ABOUT THIS TASK. Check each line below for the word "account" and give the count alone.

(Collection entries)
________________________
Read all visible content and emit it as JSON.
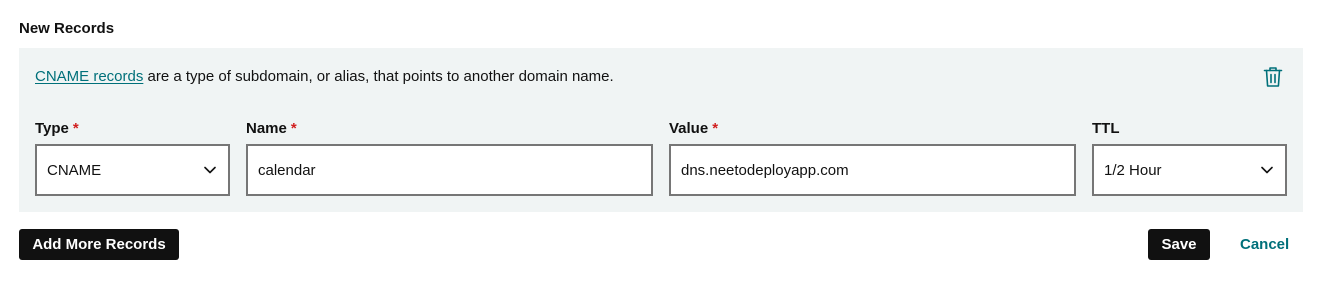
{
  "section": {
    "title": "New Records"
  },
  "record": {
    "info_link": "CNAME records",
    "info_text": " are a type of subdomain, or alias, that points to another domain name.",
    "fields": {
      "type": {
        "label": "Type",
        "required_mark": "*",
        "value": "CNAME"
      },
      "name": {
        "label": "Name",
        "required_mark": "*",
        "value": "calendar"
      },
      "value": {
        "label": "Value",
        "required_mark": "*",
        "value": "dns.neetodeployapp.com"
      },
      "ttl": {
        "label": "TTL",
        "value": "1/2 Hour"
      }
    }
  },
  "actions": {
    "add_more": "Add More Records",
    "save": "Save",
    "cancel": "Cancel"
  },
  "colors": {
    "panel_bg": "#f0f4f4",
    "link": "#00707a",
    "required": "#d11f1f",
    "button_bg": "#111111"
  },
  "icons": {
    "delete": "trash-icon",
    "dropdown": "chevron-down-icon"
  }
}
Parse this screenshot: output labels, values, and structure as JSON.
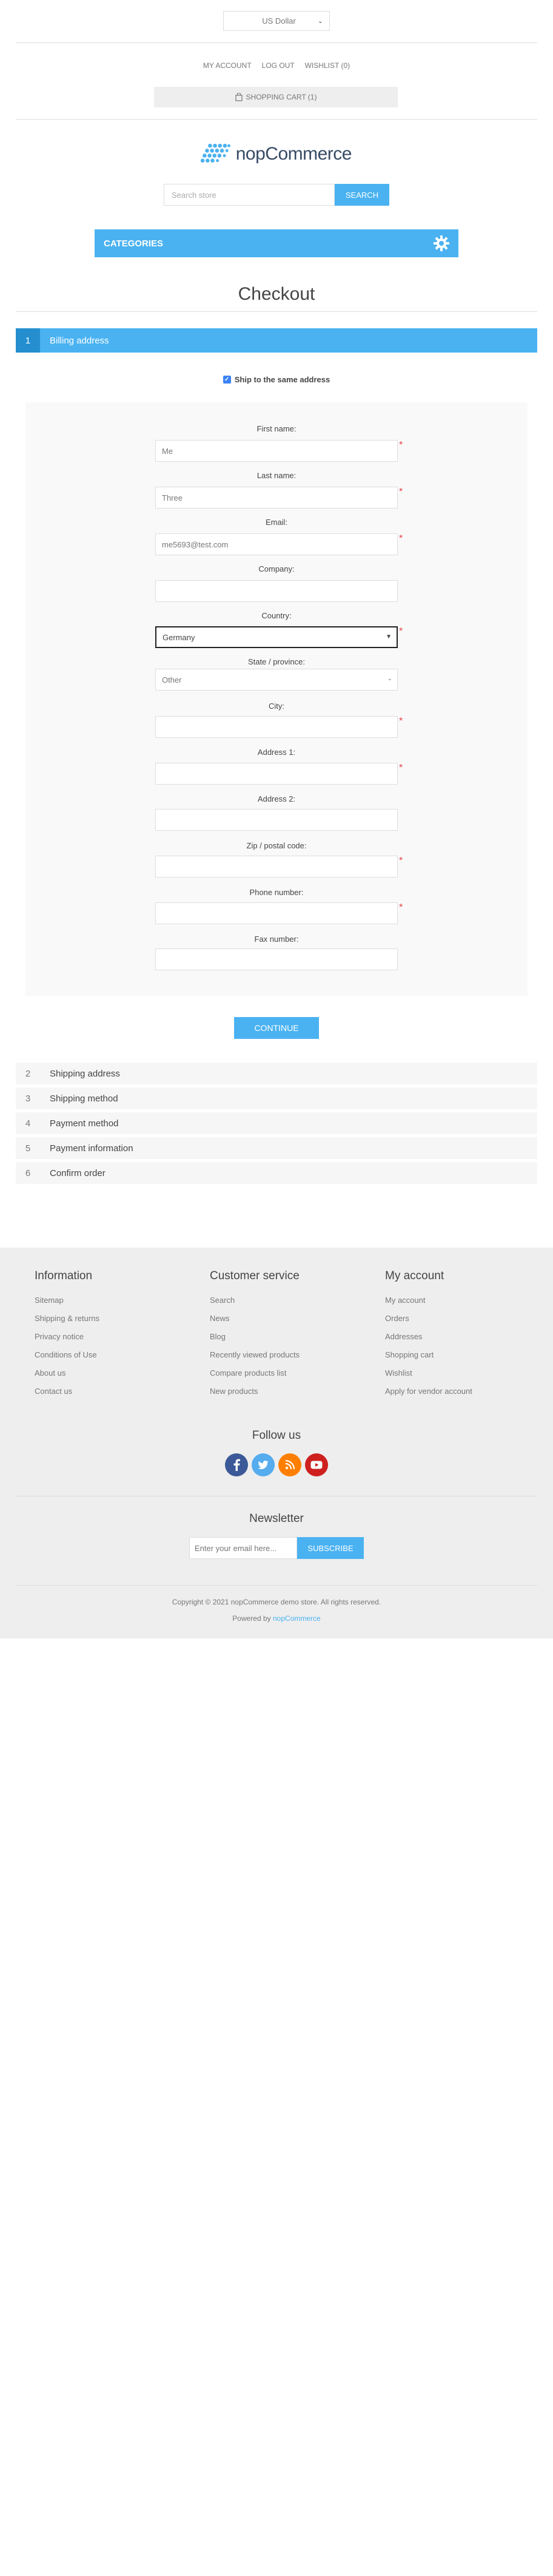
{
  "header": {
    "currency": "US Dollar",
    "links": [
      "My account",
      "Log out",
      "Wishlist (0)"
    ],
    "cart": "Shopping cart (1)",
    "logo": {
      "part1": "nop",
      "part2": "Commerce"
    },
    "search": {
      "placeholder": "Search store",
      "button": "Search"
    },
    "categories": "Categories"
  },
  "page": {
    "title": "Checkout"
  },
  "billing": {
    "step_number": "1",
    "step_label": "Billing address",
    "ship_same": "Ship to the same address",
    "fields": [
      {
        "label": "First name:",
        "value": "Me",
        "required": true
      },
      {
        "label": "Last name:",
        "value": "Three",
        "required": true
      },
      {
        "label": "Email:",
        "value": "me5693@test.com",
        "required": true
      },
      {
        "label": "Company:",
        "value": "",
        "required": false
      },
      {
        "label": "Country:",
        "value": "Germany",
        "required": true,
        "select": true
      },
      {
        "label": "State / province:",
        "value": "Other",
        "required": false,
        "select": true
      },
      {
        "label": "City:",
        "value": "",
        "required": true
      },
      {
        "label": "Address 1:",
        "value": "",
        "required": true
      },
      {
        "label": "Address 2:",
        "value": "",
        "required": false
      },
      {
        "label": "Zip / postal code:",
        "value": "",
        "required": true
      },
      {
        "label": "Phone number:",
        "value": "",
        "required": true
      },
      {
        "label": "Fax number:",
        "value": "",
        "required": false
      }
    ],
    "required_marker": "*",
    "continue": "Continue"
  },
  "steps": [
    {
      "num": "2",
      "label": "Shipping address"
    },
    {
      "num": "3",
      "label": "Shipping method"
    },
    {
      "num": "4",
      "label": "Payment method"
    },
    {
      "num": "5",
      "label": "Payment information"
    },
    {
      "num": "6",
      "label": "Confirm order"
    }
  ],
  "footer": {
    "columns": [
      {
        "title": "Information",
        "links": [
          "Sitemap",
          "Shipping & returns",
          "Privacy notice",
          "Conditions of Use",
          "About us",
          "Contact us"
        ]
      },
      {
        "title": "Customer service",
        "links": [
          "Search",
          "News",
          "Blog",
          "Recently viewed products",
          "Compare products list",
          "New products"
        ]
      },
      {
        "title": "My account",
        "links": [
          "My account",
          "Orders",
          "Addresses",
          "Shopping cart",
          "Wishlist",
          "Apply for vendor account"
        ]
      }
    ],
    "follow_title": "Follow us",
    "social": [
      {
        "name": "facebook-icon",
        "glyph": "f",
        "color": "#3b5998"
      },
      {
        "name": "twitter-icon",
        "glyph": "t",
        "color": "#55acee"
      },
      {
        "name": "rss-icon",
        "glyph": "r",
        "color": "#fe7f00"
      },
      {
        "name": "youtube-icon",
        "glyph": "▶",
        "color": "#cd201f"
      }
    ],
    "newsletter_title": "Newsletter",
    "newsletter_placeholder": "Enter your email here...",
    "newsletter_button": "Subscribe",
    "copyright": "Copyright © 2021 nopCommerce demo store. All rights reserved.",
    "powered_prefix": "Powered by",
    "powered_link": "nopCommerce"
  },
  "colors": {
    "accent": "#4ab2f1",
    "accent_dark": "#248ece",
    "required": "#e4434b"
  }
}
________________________
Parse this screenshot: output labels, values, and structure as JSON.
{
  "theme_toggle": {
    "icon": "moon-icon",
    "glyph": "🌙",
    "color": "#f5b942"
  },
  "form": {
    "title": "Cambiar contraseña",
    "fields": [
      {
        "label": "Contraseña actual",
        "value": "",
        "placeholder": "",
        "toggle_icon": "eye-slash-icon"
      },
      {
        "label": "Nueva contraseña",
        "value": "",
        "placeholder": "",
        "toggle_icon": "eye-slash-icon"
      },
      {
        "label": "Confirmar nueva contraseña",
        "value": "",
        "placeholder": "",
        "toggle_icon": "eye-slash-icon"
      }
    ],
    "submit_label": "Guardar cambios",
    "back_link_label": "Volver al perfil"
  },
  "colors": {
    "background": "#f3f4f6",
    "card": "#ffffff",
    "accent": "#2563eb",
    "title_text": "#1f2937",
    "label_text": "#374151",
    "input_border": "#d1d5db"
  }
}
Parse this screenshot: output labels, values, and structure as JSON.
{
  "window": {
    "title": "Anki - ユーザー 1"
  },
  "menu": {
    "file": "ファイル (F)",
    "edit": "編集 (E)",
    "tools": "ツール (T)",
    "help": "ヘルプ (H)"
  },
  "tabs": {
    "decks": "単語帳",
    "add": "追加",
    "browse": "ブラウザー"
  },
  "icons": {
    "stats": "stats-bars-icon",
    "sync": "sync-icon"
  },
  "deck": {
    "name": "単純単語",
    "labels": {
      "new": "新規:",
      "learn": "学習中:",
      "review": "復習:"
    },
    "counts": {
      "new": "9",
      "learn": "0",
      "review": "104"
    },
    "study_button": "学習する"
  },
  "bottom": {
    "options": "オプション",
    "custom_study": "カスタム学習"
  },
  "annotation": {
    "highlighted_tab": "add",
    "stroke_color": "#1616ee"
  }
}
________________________
RESPONSE TO THIS TASK. 4